▸ Exercise
Return only the number of lines in the material below holding the string "tail".

(Data listing)

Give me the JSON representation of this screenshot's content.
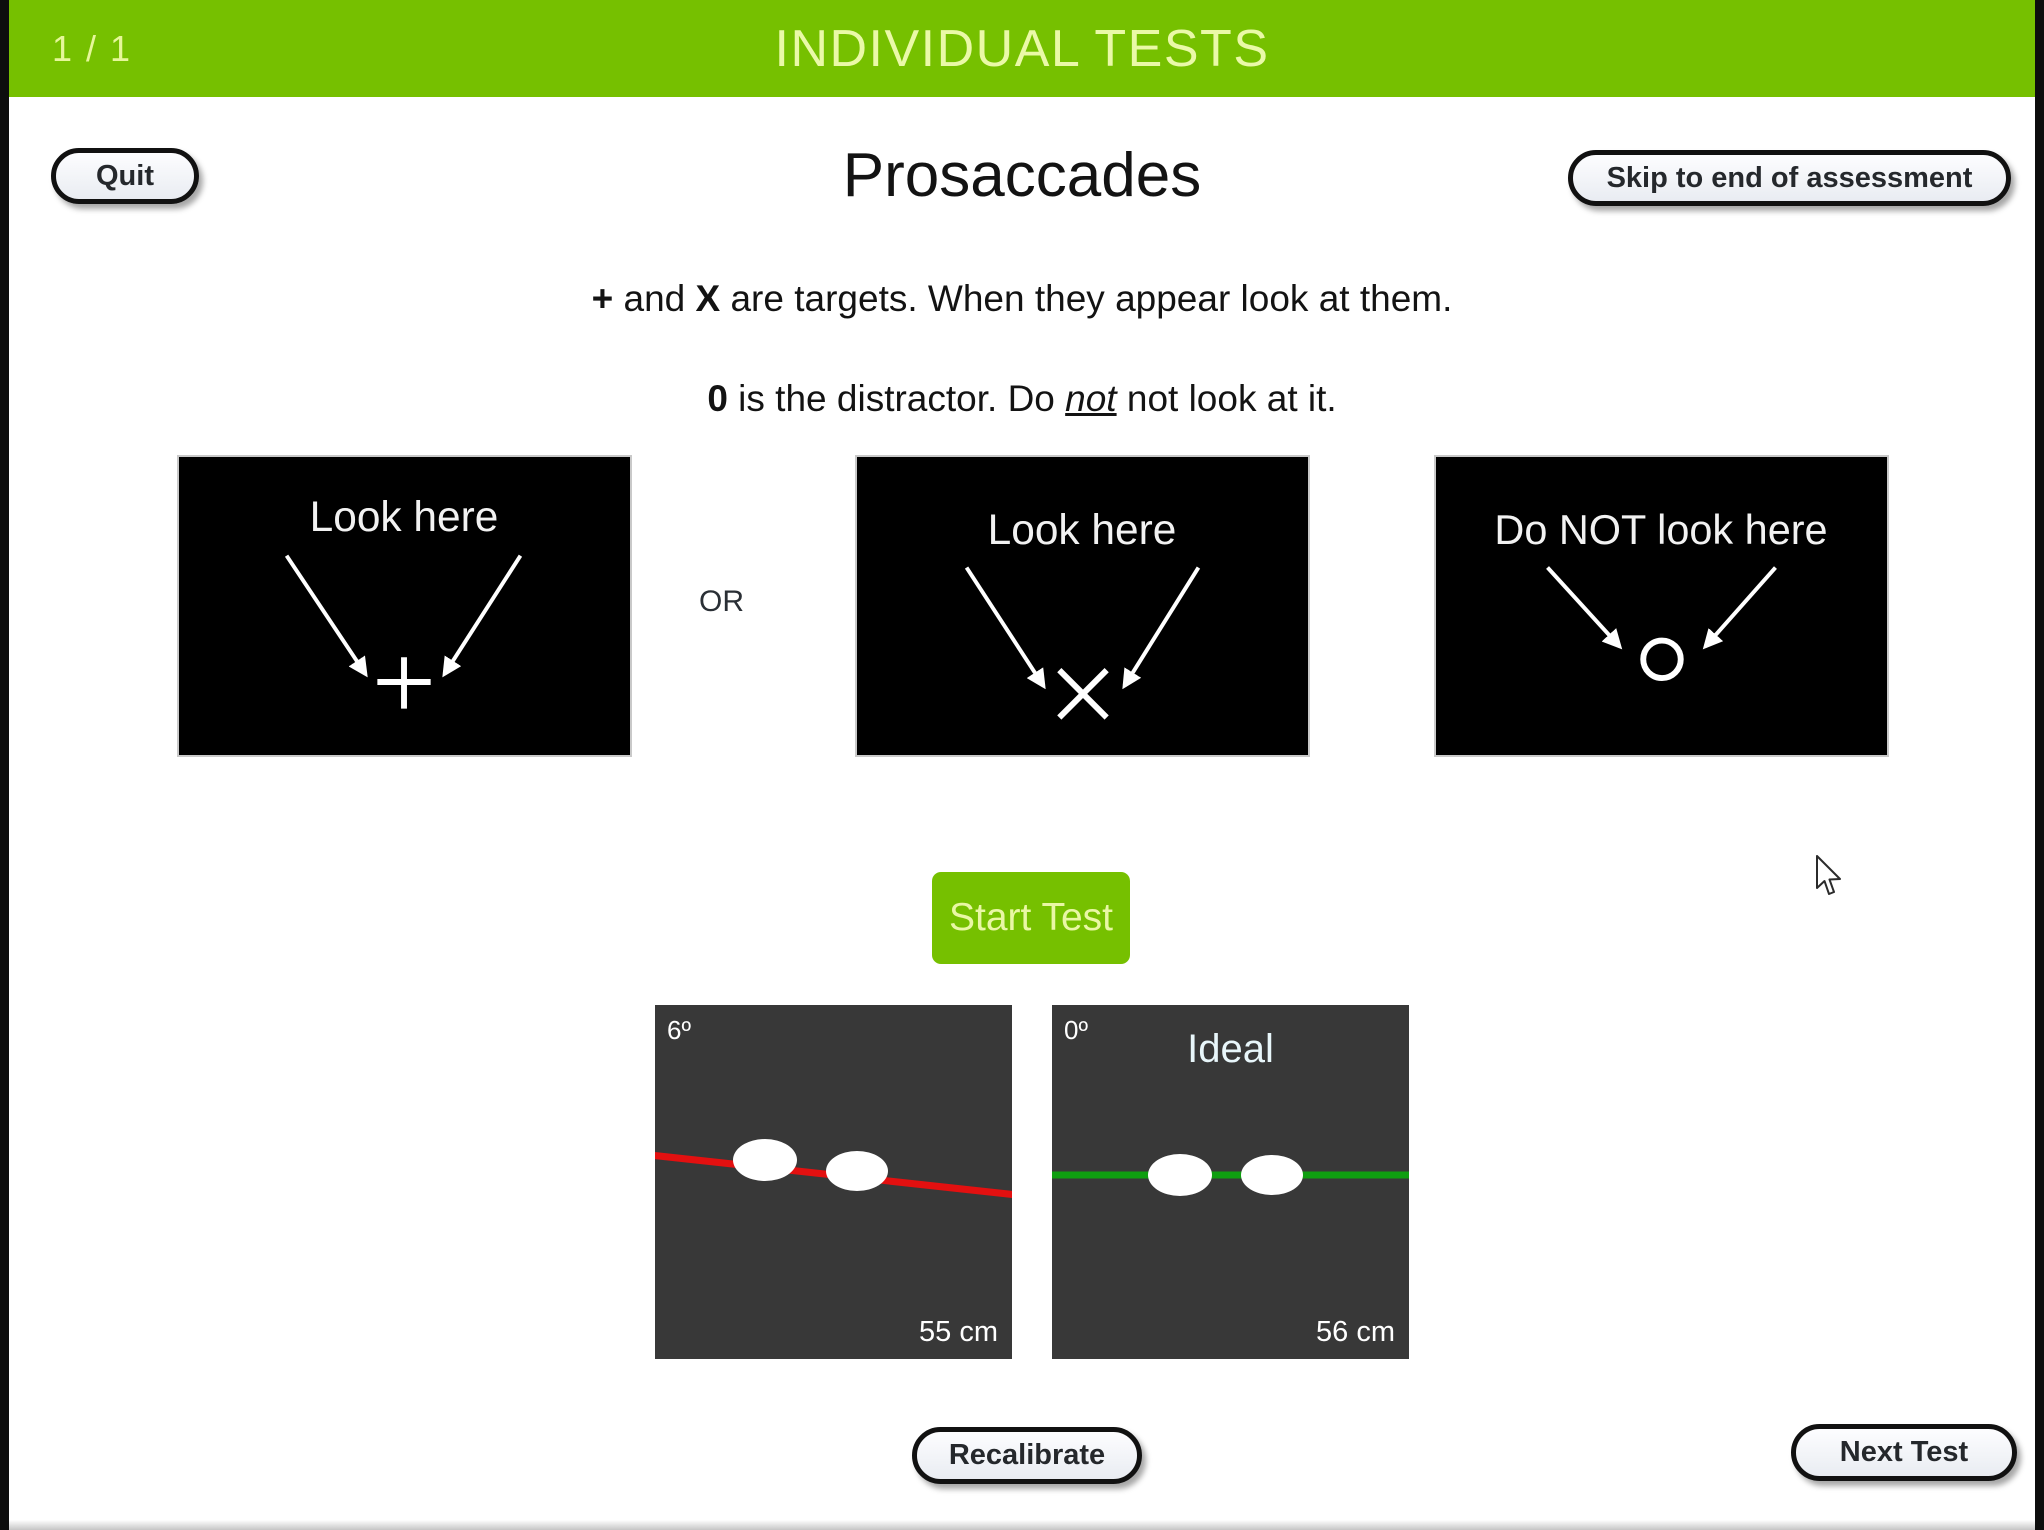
{
  "header": {
    "page_counter": "1 / 1",
    "title": "INDIVIDUAL TESTS",
    "background_color": "#76c000",
    "text_color": "#eaf9a8"
  },
  "toolbar": {
    "quit_label": "Quit",
    "skip_label": "Skip to end of assessment"
  },
  "test": {
    "title": "Prosaccades",
    "instruction_1": {
      "symbol_a": "+",
      "mid_1": " and ",
      "symbol_b": "X",
      "tail": " are targets. When they appear look at them."
    },
    "instruction_2": {
      "symbol": "0",
      "mid_1": " is the distractor. Do ",
      "emphasis": "not",
      "tail": " not look at it."
    },
    "or_label": "OR",
    "start_label": "Start Test"
  },
  "demos": [
    {
      "caption": "Look here",
      "target": "plus-target"
    },
    {
      "caption": "Look here",
      "target": "x-target"
    },
    {
      "caption": "Do NOT look here",
      "target": "circle-target"
    }
  ],
  "calibration": {
    "current": {
      "angle": "6º",
      "distance": "55 cm",
      "line_color": "#e31010",
      "panel_color": "#383838"
    },
    "ideal": {
      "angle": "0º",
      "label": "Ideal",
      "distance": "56 cm",
      "line_color": "#0f9e10",
      "panel_color": "#383838"
    }
  },
  "footer": {
    "recalibrate_label": "Recalibrate",
    "next_test_label": "Next Test"
  }
}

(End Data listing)

▸ Solution to this exercise
2